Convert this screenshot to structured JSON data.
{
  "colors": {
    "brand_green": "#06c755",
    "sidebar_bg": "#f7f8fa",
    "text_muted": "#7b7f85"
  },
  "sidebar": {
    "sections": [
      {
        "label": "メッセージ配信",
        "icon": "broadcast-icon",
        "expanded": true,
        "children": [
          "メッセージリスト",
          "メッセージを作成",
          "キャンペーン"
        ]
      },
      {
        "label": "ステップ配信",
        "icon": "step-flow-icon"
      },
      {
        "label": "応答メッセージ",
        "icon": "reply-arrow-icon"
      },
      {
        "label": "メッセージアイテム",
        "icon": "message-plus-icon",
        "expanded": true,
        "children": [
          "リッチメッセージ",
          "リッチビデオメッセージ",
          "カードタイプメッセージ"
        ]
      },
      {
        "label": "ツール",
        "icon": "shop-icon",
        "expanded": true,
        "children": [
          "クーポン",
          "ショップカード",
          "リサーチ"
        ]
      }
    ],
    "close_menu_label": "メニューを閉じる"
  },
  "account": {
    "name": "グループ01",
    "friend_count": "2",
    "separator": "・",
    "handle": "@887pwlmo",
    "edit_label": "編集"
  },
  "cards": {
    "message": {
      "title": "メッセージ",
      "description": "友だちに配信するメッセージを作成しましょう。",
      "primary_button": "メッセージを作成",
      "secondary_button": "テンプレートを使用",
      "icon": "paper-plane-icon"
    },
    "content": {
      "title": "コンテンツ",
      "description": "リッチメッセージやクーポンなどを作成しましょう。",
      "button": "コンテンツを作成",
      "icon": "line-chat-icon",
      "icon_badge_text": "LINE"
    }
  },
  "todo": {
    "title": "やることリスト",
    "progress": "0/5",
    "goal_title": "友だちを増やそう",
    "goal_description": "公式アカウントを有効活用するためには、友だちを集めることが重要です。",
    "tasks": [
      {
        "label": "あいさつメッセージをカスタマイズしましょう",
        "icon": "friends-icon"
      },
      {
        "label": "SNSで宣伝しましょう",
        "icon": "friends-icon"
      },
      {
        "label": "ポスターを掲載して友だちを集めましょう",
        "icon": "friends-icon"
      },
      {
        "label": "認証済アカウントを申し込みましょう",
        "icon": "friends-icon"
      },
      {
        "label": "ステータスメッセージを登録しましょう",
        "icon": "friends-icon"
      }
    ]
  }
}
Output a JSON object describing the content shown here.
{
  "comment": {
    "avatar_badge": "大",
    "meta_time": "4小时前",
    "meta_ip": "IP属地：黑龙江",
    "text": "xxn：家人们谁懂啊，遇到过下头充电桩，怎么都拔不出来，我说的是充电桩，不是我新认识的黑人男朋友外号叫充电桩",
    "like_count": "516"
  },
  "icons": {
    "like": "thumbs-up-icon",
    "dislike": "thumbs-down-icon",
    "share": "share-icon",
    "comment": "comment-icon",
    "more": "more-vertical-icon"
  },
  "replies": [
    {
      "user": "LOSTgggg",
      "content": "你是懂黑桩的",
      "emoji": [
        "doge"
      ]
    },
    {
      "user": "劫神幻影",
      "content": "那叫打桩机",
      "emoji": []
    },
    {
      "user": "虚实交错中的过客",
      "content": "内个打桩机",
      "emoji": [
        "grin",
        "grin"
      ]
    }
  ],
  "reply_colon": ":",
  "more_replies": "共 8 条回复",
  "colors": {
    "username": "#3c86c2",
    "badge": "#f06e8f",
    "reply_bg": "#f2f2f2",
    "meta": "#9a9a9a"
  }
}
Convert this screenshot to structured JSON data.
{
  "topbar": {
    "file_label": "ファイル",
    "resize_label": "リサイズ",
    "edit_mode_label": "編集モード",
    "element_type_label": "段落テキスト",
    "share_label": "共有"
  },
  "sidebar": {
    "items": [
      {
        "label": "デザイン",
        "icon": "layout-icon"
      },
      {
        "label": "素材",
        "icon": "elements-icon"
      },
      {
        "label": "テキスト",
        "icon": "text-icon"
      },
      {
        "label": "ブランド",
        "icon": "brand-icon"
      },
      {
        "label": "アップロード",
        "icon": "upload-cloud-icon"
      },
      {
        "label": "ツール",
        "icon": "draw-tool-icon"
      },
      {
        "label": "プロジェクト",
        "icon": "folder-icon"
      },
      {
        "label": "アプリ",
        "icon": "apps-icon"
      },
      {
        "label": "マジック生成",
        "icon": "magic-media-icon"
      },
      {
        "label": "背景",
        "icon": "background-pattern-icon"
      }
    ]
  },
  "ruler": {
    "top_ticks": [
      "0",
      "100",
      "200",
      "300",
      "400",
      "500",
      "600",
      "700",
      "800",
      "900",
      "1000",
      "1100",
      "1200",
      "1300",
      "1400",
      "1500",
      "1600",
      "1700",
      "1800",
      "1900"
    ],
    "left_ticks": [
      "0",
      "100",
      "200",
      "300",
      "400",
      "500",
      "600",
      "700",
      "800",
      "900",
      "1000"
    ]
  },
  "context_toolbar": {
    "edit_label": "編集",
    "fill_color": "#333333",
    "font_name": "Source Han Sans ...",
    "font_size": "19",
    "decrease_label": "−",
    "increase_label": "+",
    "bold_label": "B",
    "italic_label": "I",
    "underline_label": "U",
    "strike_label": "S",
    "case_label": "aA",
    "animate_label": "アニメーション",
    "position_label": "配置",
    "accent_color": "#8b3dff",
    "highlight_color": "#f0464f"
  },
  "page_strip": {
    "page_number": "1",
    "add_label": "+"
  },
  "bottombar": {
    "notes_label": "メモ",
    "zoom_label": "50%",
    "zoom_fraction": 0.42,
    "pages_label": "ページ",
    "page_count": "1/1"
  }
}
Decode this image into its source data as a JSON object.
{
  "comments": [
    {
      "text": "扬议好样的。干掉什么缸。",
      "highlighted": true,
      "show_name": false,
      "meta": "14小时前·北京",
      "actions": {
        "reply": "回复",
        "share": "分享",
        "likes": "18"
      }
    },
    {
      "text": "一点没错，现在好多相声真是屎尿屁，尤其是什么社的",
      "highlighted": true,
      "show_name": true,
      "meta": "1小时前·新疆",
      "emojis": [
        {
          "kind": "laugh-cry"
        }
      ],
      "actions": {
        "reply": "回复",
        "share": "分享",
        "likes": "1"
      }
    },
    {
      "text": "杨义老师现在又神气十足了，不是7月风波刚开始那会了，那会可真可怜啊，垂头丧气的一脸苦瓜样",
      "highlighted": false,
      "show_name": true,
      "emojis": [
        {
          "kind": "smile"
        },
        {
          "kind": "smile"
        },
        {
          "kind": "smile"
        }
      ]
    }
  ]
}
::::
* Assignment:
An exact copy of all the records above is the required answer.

* Result of this task:
Convert this screenshot to structured JSON data.
{
  "colors": {
    "brand_green": "#06c755",
    "sidebar_bg": "#f7f8fa",
    "text_muted": "#7b7f85"
  },
  "sidebar": {
    "sections": [
      {
        "label": "メッセージ配信",
        "icon": "broadcast-icon",
        "expanded": true,
        "children": [
          "メッセージリスト",
          "メッセージを作成",
          "キャンペーン"
        ]
      },
      {
        "label": "ステップ配信",
        "icon": "step-flow-icon"
      },
      {
        "label": "応答メッセージ",
        "icon": "reply-arrow-icon"
      },
      {
        "label": "メッセージアイテム",
        "icon": "message-plus-icon",
        "expanded": true,
        "children": [
          "リッチメッセージ",
          "リッチビデオメッセージ",
          "カードタイプメッセージ"
        ]
      },
      {
        "label": "ツール",
        "icon": "shop-icon",
        "expanded": true,
        "children": [
          "クーポン",
          "ショップカード",
          "リサーチ"
        ]
      }
    ],
    "close_menu_label": "メニューを閉じる"
  },
  "account": {
    "name": "グループ01",
    "friend_count": "2",
    "separator": "・",
    "handle": "@887pwlmo",
    "edit_label": "編集"
  },
  "cards": {
    "message": {
      "title": "メッセージ",
      "description": "友だちに配信するメッセージを作成しましょう。",
      "primary_button": "メッセージを作成",
      "secondary_button": "テンプレートを使用",
      "icon": "paper-plane-icon"
    },
    "content": {
      "title": "コンテンツ",
      "description": "リッチメッセージやクーポンなどを作成しましょう。",
      "button": "コンテンツを作成",
      "icon": "line-chat-icon",
      "icon_badge_text": "LINE"
    }
  },
  "todo": {
    "title": "やることリスト",
    "progress": "0/5",
    "goal_title": "友だちを増やそう",
    "goal_description": "公式アカウントを有効活用するためには、友だちを集めることが重要です。",
    "tasks": [
      {
        "label": "あいさつメッセージをカスタマイズしましょう",
        "icon": "friends-icon"
      },
      {
        "label": "SNSで宣伝しましょう",
        "icon": "friends-icon"
      },
      {
        "label": "ポスターを掲載して友だちを集めましょう",
        "icon": "friends-icon"
      },
      {
        "label": "認証済アカウントを申し込みましょう",
        "icon": "friends-icon"
      },
      {
        "label": "ステータスメッセージを登録しましょう",
        "icon": "friends-icon"
      }
    ]
  }
}
Output a JSON object describing the content shown here.
{
  "comment": {
    "avatar_badge": "大",
    "meta_time": "4小时前",
    "meta_ip": "IP属地：黑龙江",
    "text": "xxn：家人们谁懂啊，遇到过下头充电桩，怎么都拔不出来，我说的是充电桩，不是我新认识的黑人男朋友外号叫充电桩",
    "like_count": "516"
  },
  "icons": {
    "like": "thumbs-up-icon",
    "dislike": "thumbs-down-icon",
    "share": "share-icon",
    "comment": "comment-icon",
    "more": "more-vertical-icon"
  },
  "replies": [
    {
      "user": "LOSTgggg",
      "content": "你是懂黑桩的",
      "emoji": [
        "doge"
      ]
    },
    {
      "user": "劫神幻影",
      "content": "那叫打桩机",
      "emoji": []
    },
    {
      "user": "虚实交错中的过客",
      "content": "内个打桩机",
      "emoji": [
        "grin",
        "grin"
      ]
    }
  ],
  "reply_colon": ":",
  "more_replies": "共 8 条回复",
  "colors": {
    "username": "#3c86c2",
    "badge": "#f06e8f",
    "reply_bg": "#f2f2f2",
    "meta": "#9a9a9a"
  }
}
Convert this screenshot to structured JSON data.
{
  "topbar": {
    "file_label": "ファイル",
    "resize_label": "リサイズ",
    "edit_mode_label": "編集モード",
    "element_type_label": "段落テキスト",
    "share_label": "共有"
  },
  "sidebar": {
    "items": [
      {
        "label": "デザイン",
        "icon": "layout-icon"
      },
      {
        "label": "素材",
        "icon": "elements-icon"
      },
      {
        "label": "テキスト",
        "icon": "text-icon"
      },
      {
        "label": "ブランド",
        "icon": "brand-icon"
      },
      {
        "label": "アップロード",
        "icon": "upload-cloud-icon"
      },
      {
        "label": "ツール",
        "icon": "draw-tool-icon"
      },
      {
        "label": "プロジェクト",
        "icon": "folder-icon"
      },
      {
        "label": "アプリ",
        "icon": "apps-icon"
      },
      {
        "label": "マジック生成",
        "icon": "magic-media-icon"
      },
      {
        "label": "背景",
        "icon": "background-pattern-icon"
      }
    ]
  },
  "ruler": {
    "top_ticks": [
      "0",
      "100",
      "200",
      "300",
      "400",
      "500",
      "600",
      "700",
      "800",
      "900",
      "1000",
      "1100",
      "1200",
      "1300",
      "1400",
      "1500",
      "1600",
      "1700",
      "1800",
      "1900"
    ],
    "left_ticks": [
      "0",
      "100",
      "200",
      "300",
      "400",
      "500",
      "600",
      "700",
      "800",
      "900",
      "1000"
    ]
  },
  "context_toolbar": {
    "edit_label": "編集",
    "fill_color": "#333333",
    "font_name": "Source Han Sans ...",
    "font_size": "19",
    "decrease_label": "−",
    "increase_label": "+",
    "bold_label": "B",
    "italic_label": "I",
    "underline_label": "U",
    "strike_label": "S",
    "case_label": "aA",
    "animate_label": "アニメーション",
    "position_label": "配置",
    "accent_color": "#8b3dff",
    "highlight_color": "#f0464f"
  },
  "page_strip": {
    "page_number": "1",
    "add_label": "+"
  },
  "bottombar": {
    "notes_label": "メモ",
    "zoom_label": "50%",
    "zoom_fraction": 0.42,
    "pages_label": "ページ",
    "page_count": "1/1"
  }
}
Decode this image into its source data as a JSON object.
{
  "comments": [
    {
      "text": "扬议好样的。干掉什么缸。",
      "highlighted": true,
      "show_name": false,
      "meta": "14小时前·北京",
      "actions": {
        "reply": "回复",
        "share": "分享",
        "likes": "18"
      }
    },
    {
      "text": "一点没错，现在好多相声真是屎尿屁，尤其是什么社的",
      "highlighted": true,
      "show_name": true,
      "meta": "1小时前·新疆",
      "emojis": [
        {
          "kind": "laugh-cry"
        }
      ],
      "actions": {
        "reply": "回复",
        "share": "分享",
        "likes": "1"
      }
    },
    {
      "text": "杨义老师现在又神气十足了，不是7月风波刚开始那会了，那会可真可怜啊，垂头丧气的一脸苦瓜样",
      "highlighted": false,
      "show_name": true,
      "emojis": [
        {
          "kind": "smile"
        },
        {
          "kind": "smile"
        },
        {
          "kind": "smile"
        }
      ]
    }
  ]
}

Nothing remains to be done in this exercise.